China launches Fujian, PLA Navy’s 3rd aircraft carrier
- The Type 003 is China’s first carrier to use an advanced electromagnetic catapult system to launch planes from its deck
- The warship left the Jiangnan shipyard in Shanghai on Friday to begin testing of its mooring and navigation systems
The Fujian – named after the southeastern coastal province – left the Jiangnan shipyard in Shanghai, after at least two delays. The launch was televised by state broadcaster CCTV.
The Type 003 warship, with a hull number of 18, is the first carrier in China’s fleet to use an electromagnetic catapult to launch planes from the deck.
The launch of the Fujian makes the Type 003 the second carrier class in the world – after the US Navy’s Gerald R. Ford class – to use the advanced catapult system that allows planes to launch more frequently and with a bigger payload of fuel and munitions.
That translates to more sorties and a larger striking and reconnaissance range, compared to the ramp-assisted launchers on China’s other two carriers, the Liaoning and Shandong.
With the Fujian, China has leapfrogged the older and less power-efficient steam catapult launcher to replace its ski-jump take-off ramps with the most advanced electromagnetic catapults.
The launch began at 11am with the singing of the national anthem and a flag-raising ceremony. After the ribbon was cut, the Fujian was christened with a bottle of champagne smashed against its hull.
The vessel, with a full-load displacement of more than 80,000 tonnes, sounded a blast on its horn as it moved slowly out of Jiangnan shipyard’s No 4 dock.
Political slogans written in large white Chinese characters against a red background were attached to shelters on the deck. “Deliver combat power – fighting to fully build a world-class navy,” one read.
The environmental shelters, apparently protecting the catapults, have been in place on the flight deck for months.
While Chinese state media has not released detailed specifications of the Fujian, satellite images show the new carrier is about 320 metres (1,050 feet) long and 73 metres wide (239 feet), a little smaller than the Ford-class carriers.
The Fujian has three catapults and two aircraft lifts, one fewer of each than the Ford-class vessels.
CCTV said the testing of the carrier’s mooring and navigation systems will be the first priority after Friday’s launch.
Beijing is planning at least six aircraft carrier battle groups by 2035, with four expected to be nuclear-powered. This would allow the Chinese navy to sail further out to sea and conduct more complex operations.
The Fujian is likely to be used to project Chinese power in the South China Sea and the Indian Ocean, said Li Nan, a visiting senior research fellow at the National University of Singapore’s East Asian Institute.

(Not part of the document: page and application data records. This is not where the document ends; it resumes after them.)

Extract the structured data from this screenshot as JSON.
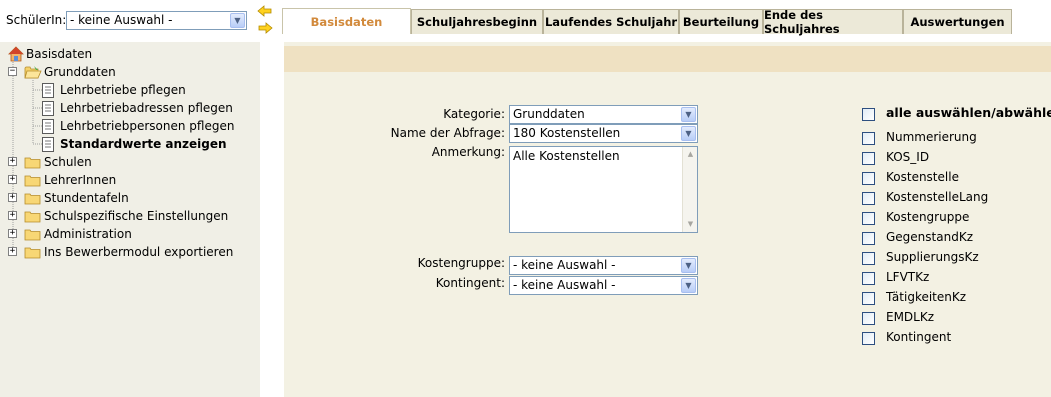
{
  "header": {
    "student_label": "SchülerIn:",
    "student_select_value": "- keine Auswahl -"
  },
  "tabs": [
    {
      "label": "Basisdaten",
      "active": true
    },
    {
      "label": "Schuljahresbeginn",
      "active": false
    },
    {
      "label": "Laufendes Schuljahr",
      "active": false
    },
    {
      "label": "Beurteilung",
      "active": false
    },
    {
      "label": "Ende des Schuljahres",
      "active": false
    },
    {
      "label": "Auswertungen",
      "active": false
    }
  ],
  "tree": {
    "root": "Basisdaten",
    "grunddaten": "Grunddaten",
    "children": [
      "Lehrbetriebe pflegen",
      "Lehrbetriebadressen pflegen",
      "Lehrbetriebpersonen pflegen",
      "Standardwerte anzeigen"
    ],
    "folders": [
      "Schulen",
      "LehrerInnen",
      "Stundentafeln",
      "Schulspezifische Einstellungen",
      "Administration",
      "Ins Bewerbermodul exportieren"
    ]
  },
  "form": {
    "kategorie_label": "Kategorie:",
    "kategorie_value": "Grunddaten",
    "abfrage_label": "Name der Abfrage:",
    "abfrage_value": "180 Kostenstellen",
    "anmerkung_label": "Anmerkung:",
    "anmerkung_value": "Alle Kostenstellen",
    "kostengruppe_label": "Kostengruppe:",
    "kostengruppe_value": "- keine Auswahl -",
    "kontingent_label": "Kontingent:",
    "kontingent_value": "- keine Auswahl -"
  },
  "columns": {
    "select_all": "alle auswählen/abwählen",
    "items": [
      "Nummerierung",
      "KOS_ID",
      "Kostenstelle",
      "KostenstelleLang",
      "Kostengruppe",
      "GegenstandKz",
      "SupplierungsKz",
      "LFVTKz",
      "TätigkeitenKz",
      "EMDLKz",
      "Kontingent"
    ]
  },
  "colors": {
    "tab_active_text": "#d28a3c",
    "panel_band": "#efe1c2",
    "panel_bg": "#f3f1e3",
    "tree_bg": "#f0efe6"
  }
}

“China is building up its naval power from regional to global,” he said. “The central vulnerability of China’s blue-water navy is air cover.”

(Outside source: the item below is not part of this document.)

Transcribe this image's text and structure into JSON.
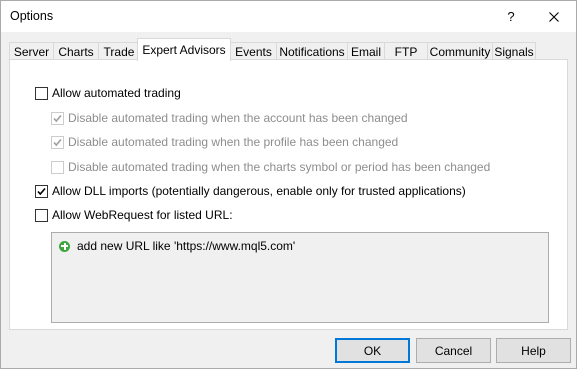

Li said that while China has plenty of well-built surface ships, such as the Type 055 destroyer, carriers will enable the Chinese navy to gain air superiority for offensive and defensive operations far from its shores, including the contested Spratly Islands and Paracel Islands.
The aircraft carrier has limited use in a conflict with Taiwan because the People’s Liberation Army already has plenty of airfields to achieve air superiority over the island, he said.

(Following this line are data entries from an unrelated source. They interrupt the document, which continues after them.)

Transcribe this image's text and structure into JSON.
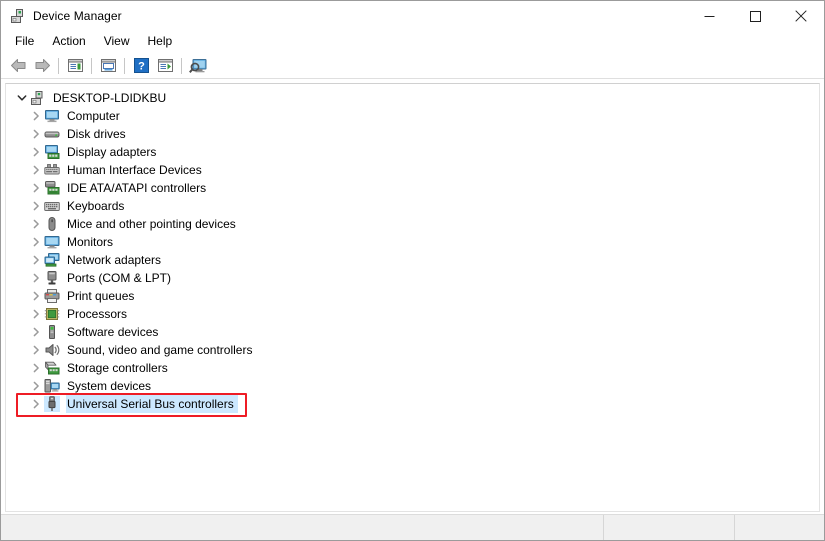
{
  "window": {
    "title": "Device Manager",
    "icon": "device-manager-icon",
    "caption_buttons": [
      {
        "name": "minimize-button",
        "glyph": "minimize"
      },
      {
        "name": "maximize-button",
        "glyph": "maximize"
      },
      {
        "name": "close-button",
        "glyph": "close"
      }
    ]
  },
  "menubar": {
    "items": [
      {
        "label": "File"
      },
      {
        "label": "Action"
      },
      {
        "label": "View"
      },
      {
        "label": "Help"
      }
    ]
  },
  "toolbar": {
    "buttons": [
      {
        "name": "back-button",
        "icon": "back-arrow-icon"
      },
      {
        "name": "forward-button",
        "icon": "forward-arrow-icon"
      },
      {
        "name": "separator-1",
        "icon": "separator"
      },
      {
        "name": "show-hidden-devices-button",
        "icon": "list-view-icon"
      },
      {
        "name": "separator-2",
        "icon": "separator"
      },
      {
        "name": "properties-button",
        "icon": "properties-icon"
      },
      {
        "name": "separator-3",
        "icon": "separator"
      },
      {
        "name": "help-button",
        "icon": "question-mark-icon"
      },
      {
        "name": "update-driver-button",
        "icon": "update-driver-icon"
      },
      {
        "name": "separator-4",
        "icon": "separator"
      },
      {
        "name": "scan-hardware-changes-button",
        "icon": "scan-monitor-icon"
      }
    ]
  },
  "tree": {
    "root": {
      "label": "DESKTOP-LDIDKBU",
      "icon": "computer-root-icon",
      "expanded": true,
      "chevron": "chevron-down"
    },
    "nodes": [
      {
        "label": "Computer",
        "icon": "computer-icon"
      },
      {
        "label": "Disk drives",
        "icon": "disk-drive-icon"
      },
      {
        "label": "Display adapters",
        "icon": "display-adapter-icon"
      },
      {
        "label": "Human Interface Devices",
        "icon": "hid-icon"
      },
      {
        "label": "IDE ATA/ATAPI controllers",
        "icon": "ide-controller-icon"
      },
      {
        "label": "Keyboards",
        "icon": "keyboard-icon"
      },
      {
        "label": "Mice and other pointing devices",
        "icon": "mouse-icon"
      },
      {
        "label": "Monitors",
        "icon": "monitor-icon"
      },
      {
        "label": "Network adapters",
        "icon": "network-adapter-icon"
      },
      {
        "label": "Ports (COM & LPT)",
        "icon": "port-icon"
      },
      {
        "label": "Print queues",
        "icon": "printer-icon"
      },
      {
        "label": "Processors",
        "icon": "processor-icon"
      },
      {
        "label": "Software devices",
        "icon": "software-device-icon"
      },
      {
        "label": "Sound, video and game controllers",
        "icon": "speaker-icon"
      },
      {
        "label": "Storage controllers",
        "icon": "storage-controller-icon"
      },
      {
        "label": "System devices",
        "icon": "system-device-icon"
      },
      {
        "label": "Universal Serial Bus controllers",
        "icon": "usb-icon",
        "selected": true,
        "annotated": true
      }
    ]
  },
  "statusbar": {
    "panes": [
      {
        "name": "status-pane-main",
        "text": ""
      },
      {
        "name": "status-pane-second",
        "text": ""
      },
      {
        "name": "status-pane-third",
        "text": ""
      }
    ]
  },
  "colors": {
    "selection": "#cce8ff",
    "annotation": "#ee1c25",
    "window_border": "#9b9b9b",
    "statusbar_bg": "#f0f0f0"
  }
}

China has built military facilities on artificial islands in disputed waters of the South China Sea. An airfield, for example, was built in 2016 on Fiery Cross Reef, which China calls Yongshu Reef.
The electromagnetic catapult can also be adjusted to launch drones and larger reconnaissance aircraft, such as those fitted with an airborne warning and control system, thereby increasing the range of detecting adversaries, Li said.
“Comparatively speaking, [the Fujian] is a milestone. It definitely brings about a range of new technologies, but mainly the launching technology, the electromagnetic launching catapult. I think that’s critical,” he said.
The launch of the Fujian is believed to have been delayed at least twice. It was initially expected to be unveiled on April 23 for the PLA Navy’s 73rd anniversary but was postponed because of Covid-19 lockdowns in Shanghai.
It was then expected to launch on June 3, to coincide with the Dragon Boat Festival, but was again postponed without explanation.
China’s first aircraft carrier went into commission on September 26, 2012 and was named “Liaoning” after the northeastern province. It was refurbished and upgraded from the unfinished Soviet carrier Varyag, which China bought from Ukraine in 1998.
That was followed by the Shandong, which was built in China but based on the Liaoning design. They are both conventionally powered aircraft carriers, as is the Fujian.
China already has the largest navy in the world by number of warships, but most of its fleet is made up of smaller classes of ships.